Troy Linker discussed the new RDA Toolkit releases, which will occur on the second Tuesday of even months. Fast-track changes will be included in each release. The April release will contain the revisions that resulted from the November JSC meeting. Beginning in April 2013, AACR2 will only be available online via the RDA Toolkit. To prepare for this change, the AACR2 links have been updated so that Catalogers Desktop users with a subscription to RDA will still be able to view AACR2 in the Desktop interface. Links to several other resources hosted by Cataloger’s Desktop were also added, along with the capability to turn these links off.

John Attig discussed the recent RDA Joint Steering Committee (JSC), held in November 2012. Barbara Tillett will remain as chair through 2013; Gordon Dunsire will be chair for 2014-2015. David Reser will be LC’s representative. The JSC discussed 57 proposals along with the 399 responses to the proposals. Information about the proposals and decisions can be found at the JSC website. There were several revisions to Chapter 2, for example, instructions to clarify basis of description and source of information, addition of an option in 2.2 to supply an edition statement and reinstated the sentence “Consider all online resources to be published” to RDA 2.8.1.1. There are also changes to Chapter 6, which clarifies the use of selections as a work attribute which will affect the order of MARC fields. The JSC also approved the proposed revision to merge the instructions for government and non-government subordinate bodies into a single set of instructions. Other activities of the JSC include publishing the rewording of Chapters 6, 9-11 and documenting the fast track changes in the secretary documents on the JSC website. Note: fast track changes are not included in the revision history of the RDA Toolkit.

Philip Schreur discussed RDA from the Program for Cooperative Cataloging's perspective. The PCC RDA BIBCO Standard Record (BSR) was posted on the website January 2013. The BSR combines guidelines for all formats into a single document and includes supplemental requirements for digital formats. The Task Groups on Access Points for Expressions, Hybrid Record Guidelines and Relationship Designator Guidelines turned in their reports in October 2012. The reports are on the PCC website. In regards to undifferentiated name headings, the PCC has outlined some key concepts, issued interim guidelines and established a Task Group. Phase 2 of the changes to the LC/NACO authority files will start March 4, 2013 and affect approximately 328,000 records.

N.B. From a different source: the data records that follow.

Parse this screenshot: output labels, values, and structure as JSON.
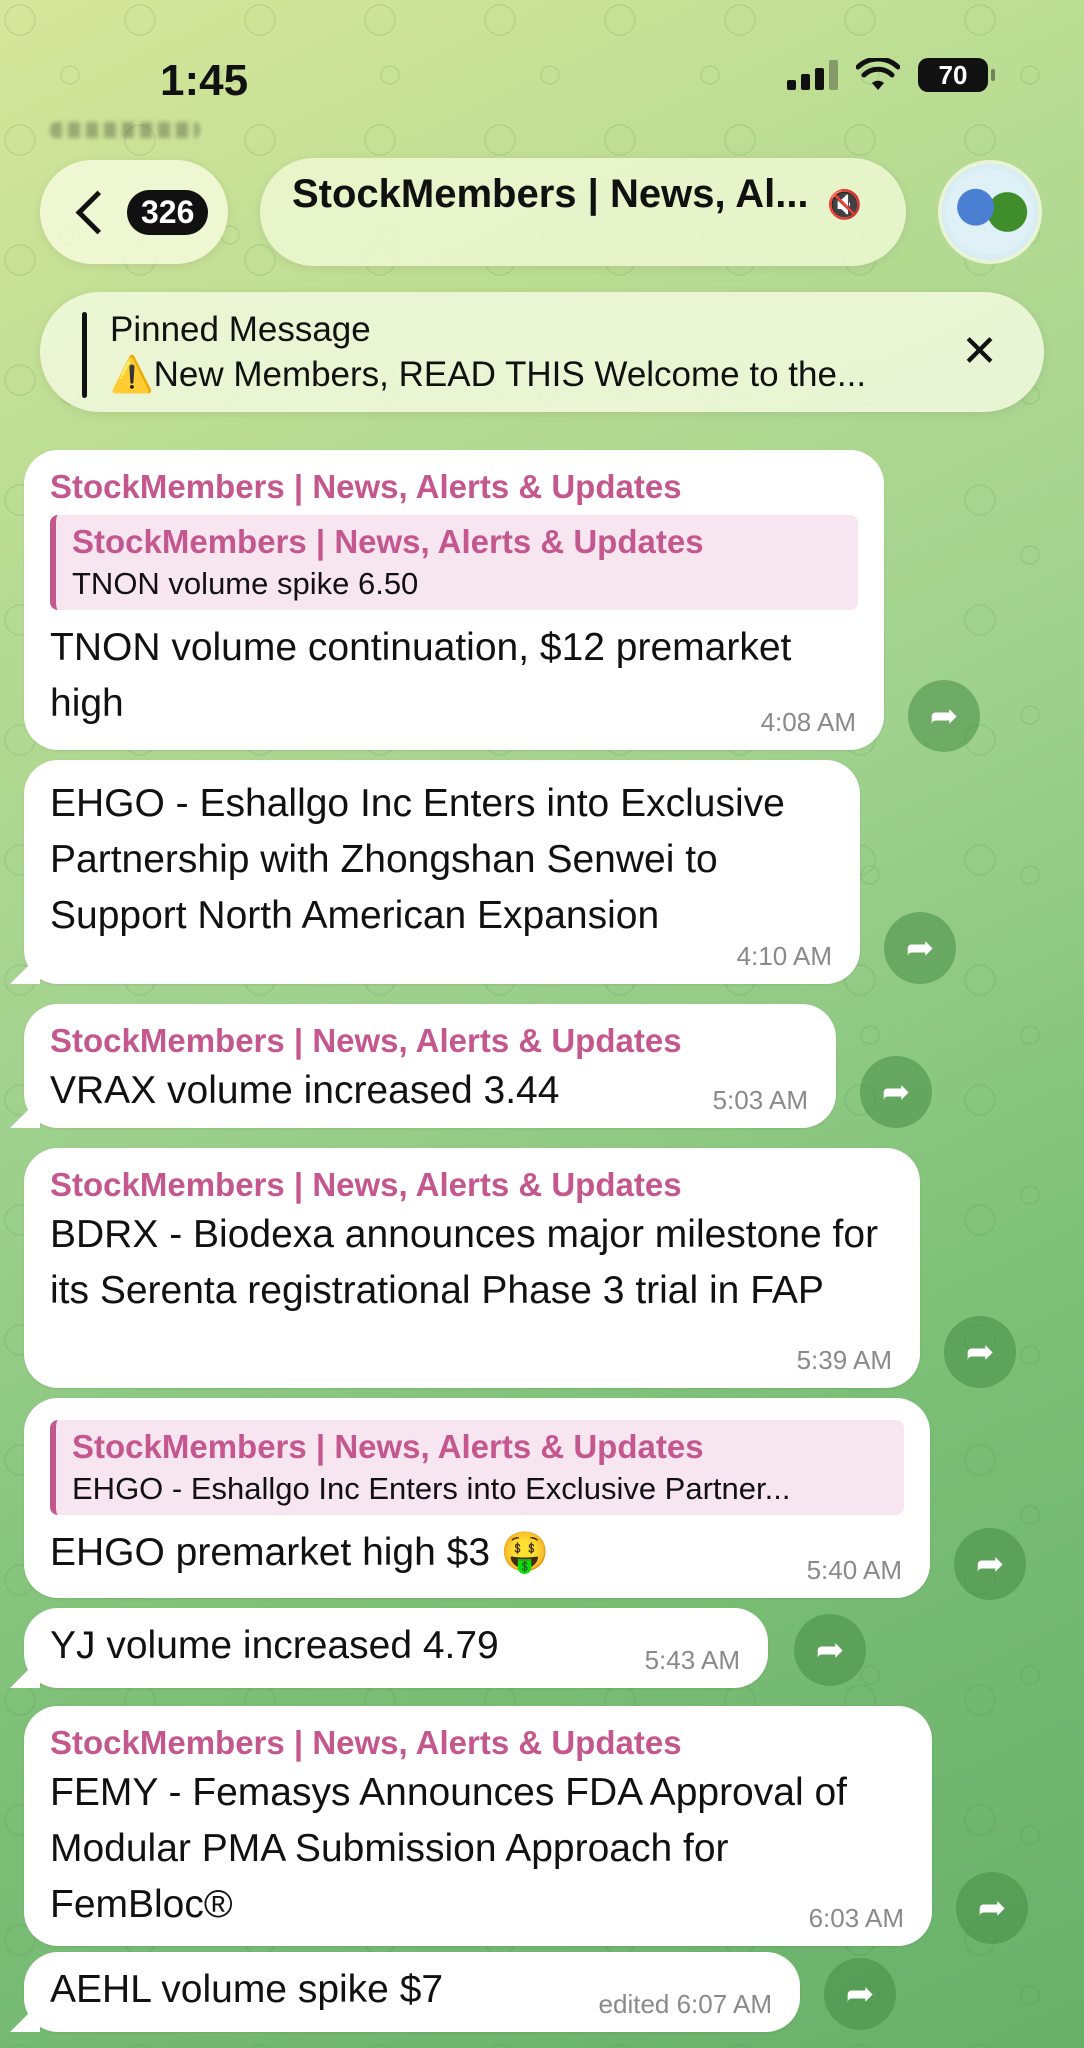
{
  "status_bar": {
    "time": "1:45",
    "battery": "70"
  },
  "header": {
    "back_count": "326",
    "title": "StockMembers | News, Al...",
    "mute_icon": "muted-bell-icon"
  },
  "pinned": {
    "title": "Pinned Message",
    "text": "⚠️New Members, READ THIS Welcome to the..."
  },
  "messages": [
    {
      "sender": "StockMembers | News, Alerts & Updates",
      "quote_sender": "StockMembers | News, Alerts & Updates",
      "quote_text": "TNON volume spike 6.50",
      "text": "TNON volume continuation, $12 premarket high",
      "time": "4:08 AM"
    },
    {
      "text": "EHGO - Eshallgo Inc Enters into Exclusive Partnership with Zhongshan Senwei to Support North American Expansion",
      "time": "4:10 AM"
    },
    {
      "sender": "StockMembers | News, Alerts & Updates",
      "text": "VRAX volume increased 3.44",
      "time": "5:03 AM"
    },
    {
      "sender": "StockMembers | News, Alerts & Updates",
      "text": "BDRX  - Biodexa announces major milestone for its Serenta registrational Phase 3 trial in FAP",
      "time": "5:39 AM"
    },
    {
      "quote_sender": "StockMembers | News, Alerts & Updates",
      "quote_text": "EHGO - Eshallgo Inc Enters into Exclusive Partner...",
      "text": "EHGO premarket high $3 🤑",
      "time": "5:40 AM"
    },
    {
      "text": "YJ volume increased 4.79",
      "time": "5:43 AM"
    },
    {
      "sender": "StockMembers | News, Alerts & Updates",
      "text": "FEMY - Femasys Announces FDA Approval of Modular PMA Submission Approach for FemBloc®",
      "time": "6:03 AM"
    },
    {
      "text": "AEHL volume spike $7",
      "time": "edited 6:07 AM"
    }
  ]
}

Cynthia Whitacre noted that OCLC issued a new RDA policy statement which will go into effect March 31, 2013. Some highlights from the policy statement include: OCLC will not require libraries to use RDA; separate records for the same manifestation using different cataloging codes are not allowed; for access points, use form found in LC/NACO authority file regardless of whether coded for RDA; may update a bib record to RDA regardless of encoding level; existing General Materials Designators (GMDs) will not be removed from AACR2 records until March 31, 2016, however if re-cataloging a record using RDA, remove the GMD. OCLC will machine-manipulate English language records to incorporate various useful RDA practices. These changes will not occur until after March 31, 2013 and will be announced on the OCLC-CAT list, on OCLC’s website. They also plan to host a webinar.

A recording of the session is available online from http://eventscribe.com/2013/ALA-Midwinter/aaSearchByPresentation.asp. Look for “RDA Update Forum” in the alphabetical list.